These authors have influenced the way in which readers now see the bigger picture. They shed light on topics that were once not addressed. In fact, these events generally influenced how things are done today. There is still room for improvement, but aspects of a woman’s life are gradually changing. The actions of those in the 19th century did influence the laws and societal doings of the 21st century. A woman’s place has shifted from the home to the outside world, from not being able to vote to being able to decide and cast a vote, from not being able to choose marriage to having the freedom to live on their own, from not being able to gain an education or work to being CEOs and business owners. However, though these opportunities are openly available to women, there is still that glass ceiling that affects them. Women now, unlike Kingston’s aunt, do have a right to get healthcare while in labor, they have the right to register a child without the presence of a father figure.

There are still debates regarding the woman question and a woman’s place in the 21st century, which means that more can be done to improve the different movements and rectify the issue of double standards. Like Former First Lady Michelle Obama said, “There is no limit to what we, as women, can accomplish!” This is not only to say that a woman can be anything she desires to be because of the gradually fading limits due to the rights and laws that enforce women’s protection, laws and rights that have proven to have a deeper significance in a woman’s life. She shows how the uplift of women has evolved over the years. Women are unapologetically more woman’s place has unquestionably changed, and women are now emancipated, but there is still more that can be done.

Work cited

Chopin, Kate. “The Story of an Hour.” The Norton Anthology, 9th ed., W.W. Norton & Company, Inc., 1976, pp. 446-47.

Cisneros, Sandra. “Woman Hollering Creek.” The Norton Anthology, 9th ed., W.W. Norton & Company, Inc., 1976, pp. 1613-21.

DeMaria, Meghan. “Michelle Obama’s Most Feminist Quotes.” Bustle, Bustle, 17 Dec. 2018, http://www.bustle.com/articles/125061-the-most-feminist-michelle-obama-quotes-will-remind-you-how-shes-everything-a-flotus-should-be.

Kingston, Maxine Hong. “No Name Woman.” The Norton Anthology, 9th ed., W.W. Norton & Company, Inc., 1976, pp. 1544-53.

Stowe, Harriet Beecher. “The Woman Question.” Hearth and Home. Pettengill, Bates & Co., 1869, pp. 1-3.

“The Woman Question.” The Norton Anthology, 9th ed., W.W. Norton & Company, Inc., 1976, pp. 11-12.

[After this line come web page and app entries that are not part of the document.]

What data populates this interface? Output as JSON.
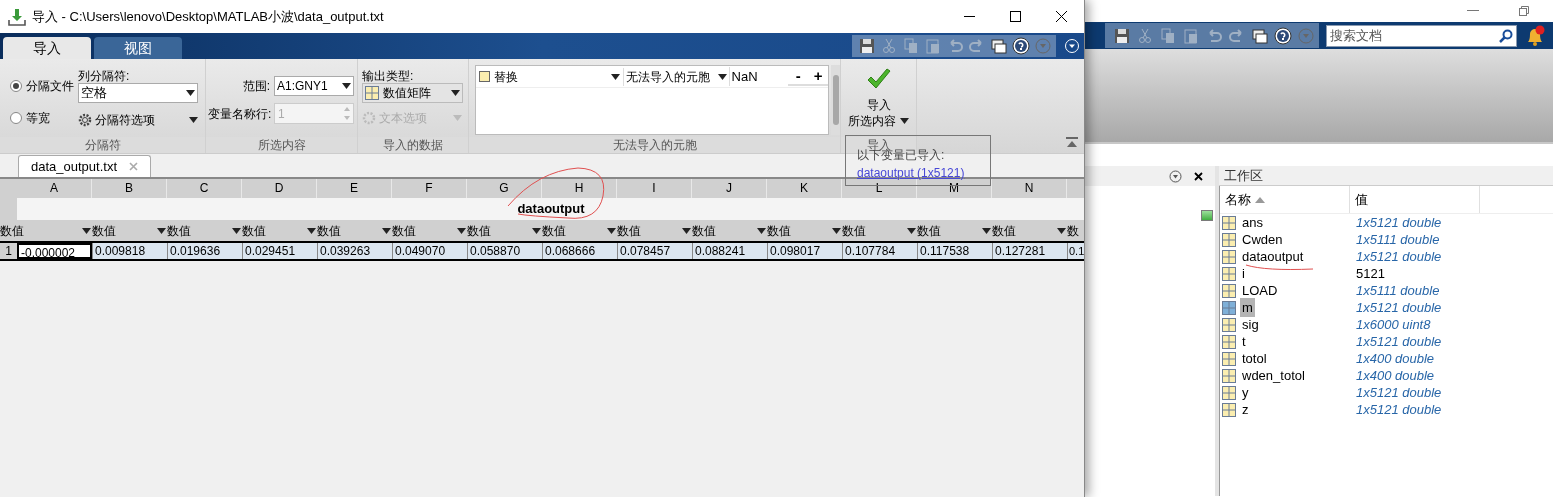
{
  "main_window": {
    "search": {
      "placeholder": "搜索文档"
    },
    "workspace": {
      "title": "工作区",
      "columns": [
        {
          "label": "名称",
          "sorted": true
        },
        {
          "label": "值",
          "sorted": false
        }
      ],
      "rows": [
        {
          "name": "ans",
          "value": "1x5121 double",
          "kind": "matrix",
          "selected": false
        },
        {
          "name": "Cwden",
          "value": "1x5111 double",
          "kind": "matrix",
          "selected": false
        },
        {
          "name": "dataoutput",
          "value": "1x5121 double",
          "kind": "matrix",
          "selected": false
        },
        {
          "name": "i",
          "value": "5121",
          "kind": "scalar",
          "selected": false
        },
        {
          "name": "LOAD",
          "value": "1x5111 double",
          "kind": "matrix",
          "selected": false
        },
        {
          "name": "m",
          "value": "1x5121 double",
          "kind": "matrix",
          "selected": true
        },
        {
          "name": "sig",
          "value": "1x6000 uint8",
          "kind": "matrix",
          "selected": false
        },
        {
          "name": "t",
          "value": "1x5121 double",
          "kind": "matrix",
          "selected": false
        },
        {
          "name": "totol",
          "value": "1x400 double",
          "kind": "matrix",
          "selected": false
        },
        {
          "name": "wden_totol",
          "value": "1x400 double",
          "kind": "matrix",
          "selected": false
        },
        {
          "name": "y",
          "value": "1x5121 double",
          "kind": "matrix",
          "selected": false
        },
        {
          "name": "z",
          "value": "1x5121 double",
          "kind": "matrix",
          "selected": false
        }
      ]
    }
  },
  "import_window": {
    "title": "导入 - C:\\Users\\lenovo\\Desktop\\MATLAB小波\\data_output.txt",
    "tabs": [
      {
        "label": "导入",
        "selected": true
      },
      {
        "label": "视图",
        "selected": false
      }
    ],
    "delimiter_group": {
      "label": "分隔符",
      "options": [
        {
          "label": "分隔文件",
          "selected": true
        },
        {
          "label": "等宽",
          "selected": false
        }
      ],
      "column_delimiter_label": "列分隔符:",
      "column_delimiter": "空格",
      "options_button": "分隔符选项"
    },
    "selection_group": {
      "label": "所选内容",
      "range_label": "范围:",
      "range": "A1:GNY1",
      "varname_label": "变量名称行:",
      "varname_row": "1"
    },
    "imported_data_group": {
      "label": "导入的数据",
      "output_type_label": "输出类型:",
      "output_type": "数值矩阵",
      "text_options": {
        "label": "文本选项",
        "disabled": true
      }
    },
    "unimportable_group": {
      "label": "无法导入的元胞",
      "rule": {
        "action": "替换",
        "target": "无法导入的元胞",
        "value": "NaN"
      },
      "buttons": [
        "-",
        "+"
      ]
    },
    "import_group": {
      "label": "导入",
      "button": [
        "导入",
        "所选内容"
      ]
    },
    "document_tab": "data_output.txt",
    "grid": {
      "columns": [
        "A",
        "B",
        "C",
        "D",
        "E",
        "F",
        "G",
        "H",
        "I",
        "J",
        "K",
        "L",
        "M",
        "N"
      ],
      "variable_name": "dataoutput",
      "types": [
        "数值",
        "数值",
        "数值",
        "数值",
        "数值",
        "数值",
        "数值",
        "数值",
        "数值",
        "数值",
        "数值",
        "数值",
        "数值",
        "数值",
        "数"
      ],
      "rows": [
        {
          "header": "1",
          "cells": [
            "-0.000002",
            "0.009818",
            "0.019636",
            "0.029451",
            "0.039263",
            "0.049070",
            "0.058870",
            "0.068666",
            "0.078457",
            "0.088241",
            "0.098017",
            "0.107784",
            "0.117538",
            "0.127281",
            "0.1"
          ]
        }
      ]
    },
    "tooltip": {
      "text": "以下变量已导入:",
      "link": "dataoutput (1x5121)"
    }
  }
}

Course: ENG 222 American Literature II
Assignment: Literary analysis
Instructor: Jeff Partridge
Instructor comments: In this essay, Tamoy Tracey explores the 19th century idea of “The Woman Question” and traces its reemergence in three short stories that span from the 1880s to the 1990s. What I find particularly remarkable about this paper is the patience with which Tamoy explores each story and the variety of issues she draws from them. This ability to expound at length without drifting into inconsequence is a feature that student writers should emulate. In the same vein, I would call the reader’s attention to Tamoy’s conclusion. Conclusions should not be brief and repetitive but should explore the implications of the paper’s argument. As in the body, Tamoy spends time in the final paragraphs drawing “conclusions” from her explorations in the body.

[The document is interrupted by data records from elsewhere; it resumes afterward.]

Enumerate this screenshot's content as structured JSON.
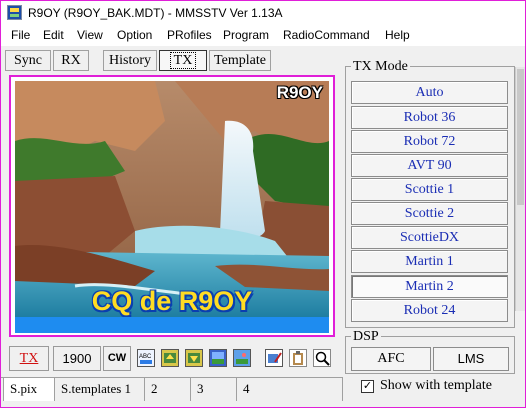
{
  "window": {
    "title": "R9OY (R9OY_BAK.MDT) - MMSSTV Ver 1.13A",
    "app_icon": "mmsstv-app-icon",
    "border_color": "#e01fd8"
  },
  "menubar": {
    "items": [
      "File",
      "Edit",
      "View",
      "Option",
      "PRofiles",
      "Program",
      "RadioCommand",
      "Help"
    ]
  },
  "main_tabs": {
    "items": [
      "Sync",
      "RX",
      "History",
      "TX",
      "Template"
    ],
    "active": "TX"
  },
  "tx_image": {
    "callsign_overlay": "R9OY",
    "cq_text": "CQ de R9OY",
    "band_color": "#1e8cf0",
    "text_color": "#ffdc24"
  },
  "toolbar": {
    "tx_label": "TX",
    "freq_label": "1900",
    "cw_label": "CW",
    "icons": [
      "font-abc-icon",
      "load-image-icon",
      "paste-image-icon",
      "clear-image-icon",
      "picture-icon",
      "picture-edit-icon",
      "clipboard-icon",
      "zoom-icon"
    ]
  },
  "status_tabs": {
    "items": [
      "S.pix",
      "S.templates 1",
      "2",
      "3",
      "4"
    ],
    "active": "S.pix"
  },
  "tx_mode": {
    "caption": "TX Mode",
    "modes": [
      "Auto",
      "Robot 36",
      "Robot 72",
      "AVT 90",
      "Scottie 1",
      "Scottie 2",
      "ScottieDX",
      "Martin 1",
      "Martin 2",
      "Robot 24"
    ],
    "selected": "Martin 2",
    "text_color": "#1a2db4"
  },
  "dsp": {
    "caption": "DSP",
    "buttons": [
      "AFC",
      "LMS"
    ]
  },
  "show_template": {
    "label": "Show with template",
    "checked": true,
    "check_mark": "✓"
  }
}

Photo credit: “Women’s March NYC” by astoller. Licensed through Creative Commons.